The wreck of the Brandtaucher was salvaged in 1887 and is now on display at the Museum of Military History of the Bundeswehr in Dresden.

A model of the Brandtaucher at the Bundeswehr Museum Dresden. Photo credit: Jan Rehschuh/Wikimedia Commons

Internal mechanism of the Brandtaucher submarine in Dresden. Photo credit: Stephencdickson/Wikimedia Commons

Bauer went on to build a second submarine, called the Seeteufel (Sea Devil), for Tsar Alexander II of Russia. Learning from his previous experience with the Brandtaucher, Bauer rectified the issues that had plagued his first design. The Seeteufel was much larger and more advanced, allowing it to make 133 successful diving runs within four months. However, during the 134th dive, the submarine became stuck in the sand on the seafloor. By emptying the water cylinders with the pumps, the crew managed to raise the submarine high enough so that the hatchway was above the waterline. The entire crew, including Bauer, was saved, but unfortunately, the submarine sank back to the bottom of the sea.

A scale model of the Sea Devil is displayed at the Deutsches Museum in Munich. Today, visitors to the German Armed Forces Museum of Military History in Dresden and the Deutsches Museum in Munich can appreciate Bauer's pioneering work. These exhibits not only honor Bauer's legacy but also provide insight into the early days of submarine development, illustrating how far technology has come since the mid-19th century.

Photo credit: Marcin Szala/Wikimedia Commons

# 170 years ago: Patent for the first German submarine, DPMA
# Experimental submarine Brandtaucher, Internationales Maritimes Museum Hamburg


More on Amusing Planet


{{posts[0].date}} {{posts[0].commentsNum}} {{messages_comments}}


{{posts[1].date}} {{posts[1].commentsNum}} {{messages_comments}}

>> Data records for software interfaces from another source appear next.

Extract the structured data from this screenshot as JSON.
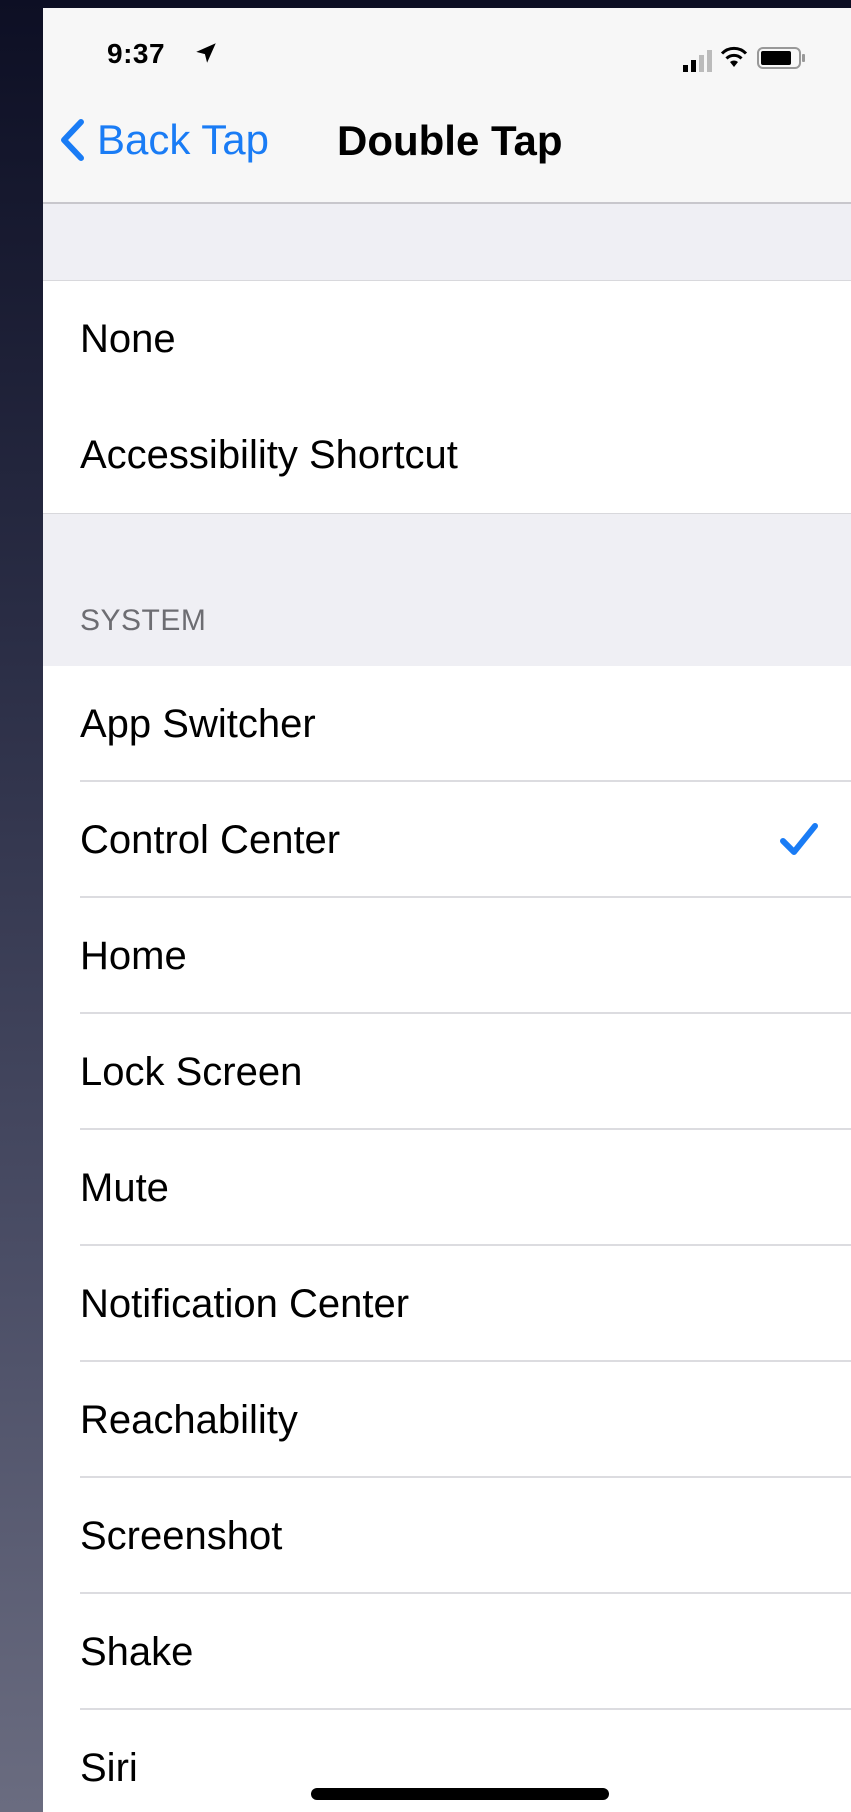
{
  "status_bar": {
    "time": "9:37",
    "icons": [
      "location-arrow-icon",
      "cellular-signal-icon",
      "wifi-icon",
      "battery-icon"
    ]
  },
  "nav": {
    "back_label": "Back Tap",
    "title": "Double Tap"
  },
  "top_group": {
    "items": [
      {
        "label": "None"
      },
      {
        "label": "Accessibility Shortcut"
      }
    ]
  },
  "system_section": {
    "header": "SYSTEM",
    "items": [
      {
        "label": "App Switcher",
        "selected": false
      },
      {
        "label": "Control Center",
        "selected": true
      },
      {
        "label": "Home",
        "selected": false
      },
      {
        "label": "Lock Screen",
        "selected": false
      },
      {
        "label": "Mute",
        "selected": false
      },
      {
        "label": "Notification Center",
        "selected": false
      },
      {
        "label": "Reachability",
        "selected": false
      },
      {
        "label": "Screenshot",
        "selected": false
      },
      {
        "label": "Shake",
        "selected": false
      },
      {
        "label": "Siri",
        "selected": false
      }
    ]
  },
  "colors": {
    "accent": "#1a7cf5",
    "grouped_background": "#efeff4",
    "cell_background": "#ffffff",
    "section_header_text": "#6d6d72"
  }
}
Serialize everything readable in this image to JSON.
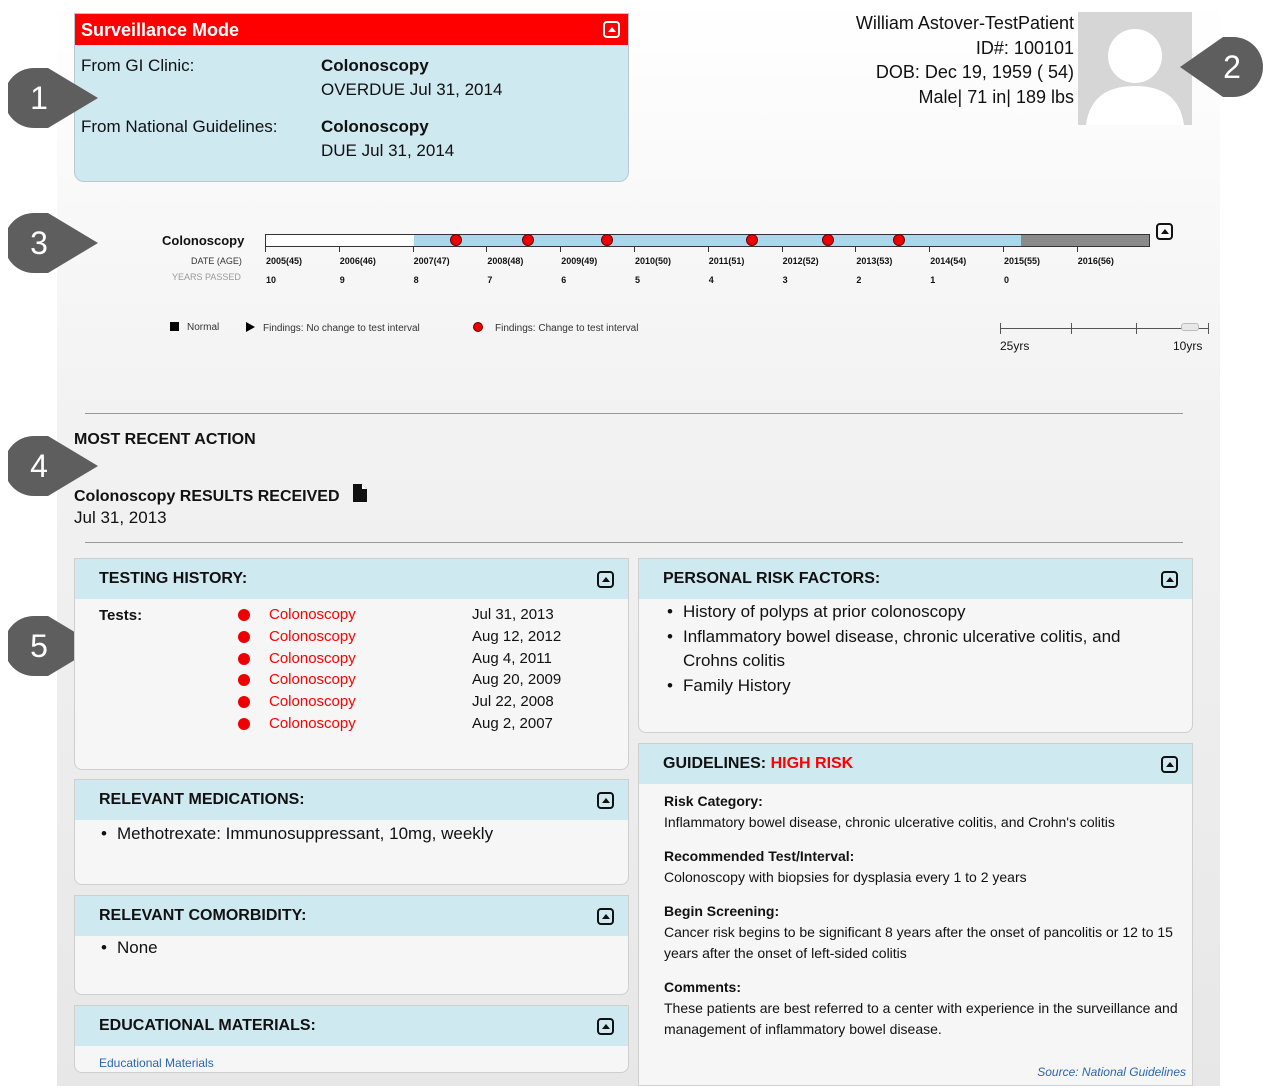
{
  "surveillance": {
    "title": "Surveillance Mode",
    "rows": [
      {
        "source": "From GI Clinic:",
        "test": "Colonoscopy",
        "status": "OVERDUE Jul 31, 2014"
      },
      {
        "source": "From National Guidelines:",
        "test": "Colonoscopy",
        "status": "DUE Jul 31, 2014"
      }
    ]
  },
  "patient": {
    "name": "William Astover-TestPatient",
    "id": "ID#: 100101",
    "dob": "DOB: Dec 19, 1959 ( 54)",
    "stats": "Male| 71 in| 189 lbs"
  },
  "callouts": [
    "1",
    "2",
    "3",
    "4",
    "5"
  ],
  "timeline": {
    "label": "Colonoscopy",
    "date_header": "DATE (AGE)",
    "years_header": "YEARS PASSED",
    "dates": [
      "2005(45)",
      "2006(46)",
      "2007(47)",
      "2008(48)",
      "2009(49)",
      "2010(50)",
      "2011(51)",
      "2012(52)",
      "2013(53)",
      "2014(54)",
      "2015(55)",
      "2016(56)"
    ],
    "years_passed": [
      "10",
      "9",
      "8",
      "7",
      "6",
      "5",
      "4",
      "3",
      "2",
      "1",
      "0"
    ],
    "legend": {
      "normal": "Normal",
      "no_change": "Findings: No change to test interval",
      "change": "Findings: Change to test interval"
    },
    "scale": {
      "left": "25yrs",
      "right": "10yrs"
    }
  },
  "recent_action": {
    "heading": "MOST RECENT ACTION",
    "title": "Colonoscopy RESULTS RECEIVED",
    "date": "Jul 31, 2013"
  },
  "testing_history": {
    "title": "TESTING HISTORY:",
    "label": "Tests:",
    "tests": [
      {
        "name": "Colonoscopy",
        "date": "Jul 31, 2013"
      },
      {
        "name": "Colonoscopy",
        "date": "Aug 12, 2012"
      },
      {
        "name": "Colonoscopy",
        "date": "Aug 4, 2011"
      },
      {
        "name": "Colonoscopy",
        "date": "Aug 20, 2009"
      },
      {
        "name": "Colonoscopy",
        "date": "Jul 22, 2008"
      },
      {
        "name": "Colonoscopy",
        "date": "Aug 2, 2007"
      }
    ]
  },
  "medications": {
    "title": "RELEVANT MEDICATIONS:",
    "items": [
      "Methotrexate: Immunosuppressant, 10mg, weekly"
    ]
  },
  "comorbidity": {
    "title": "RELEVANT COMORBIDITY:",
    "items": [
      "None"
    ]
  },
  "education": {
    "title": "EDUCATIONAL MATERIALS:",
    "link": "Educational Materials"
  },
  "risk_factors": {
    "title": "PERSONAL RISK FACTORS:",
    "items": [
      "History of polyps at prior colonoscopy",
      "Inflammatory bowel disease, chronic ulcerative colitis, and Crohns colitis",
      "Family History"
    ]
  },
  "guidelines": {
    "title": "GUIDELINES: ",
    "risk": "HIGH RISK",
    "sections": [
      {
        "heading": "Risk Category:",
        "text": "Inflammatory bowel disease, chronic ulcerative colitis, and Crohn's colitis"
      },
      {
        "heading": "Recommended Test/Interval:",
        "text": "Colonoscopy with biopsies for dysplasia every 1 to 2 years"
      },
      {
        "heading": "Begin Screening:",
        "text": "Cancer risk begins to be significant 8 years after the onset of pancolitis or 12 to 15 years after the onset of left-sided colitis"
      },
      {
        "heading": "Comments:",
        "text": "These patients are best referred to a center with experience in the surveillance and management of inflammatory bowel disease."
      }
    ],
    "source": "Source: National Guidelines"
  },
  "colors": {
    "accent_red": "#ff0000",
    "panel_blue": "#cfe9f1",
    "callout_gray": "#5e5e5e",
    "timeline_blue": "#a9d8ec",
    "timeline_gray": "#8a8a8a"
  }
}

{{posts[2].date}} {{posts[2].commentsNum}} {{messages_comments}}


{{posts[3].date}} {{posts[3].commentsNum}} {{messages_comments}}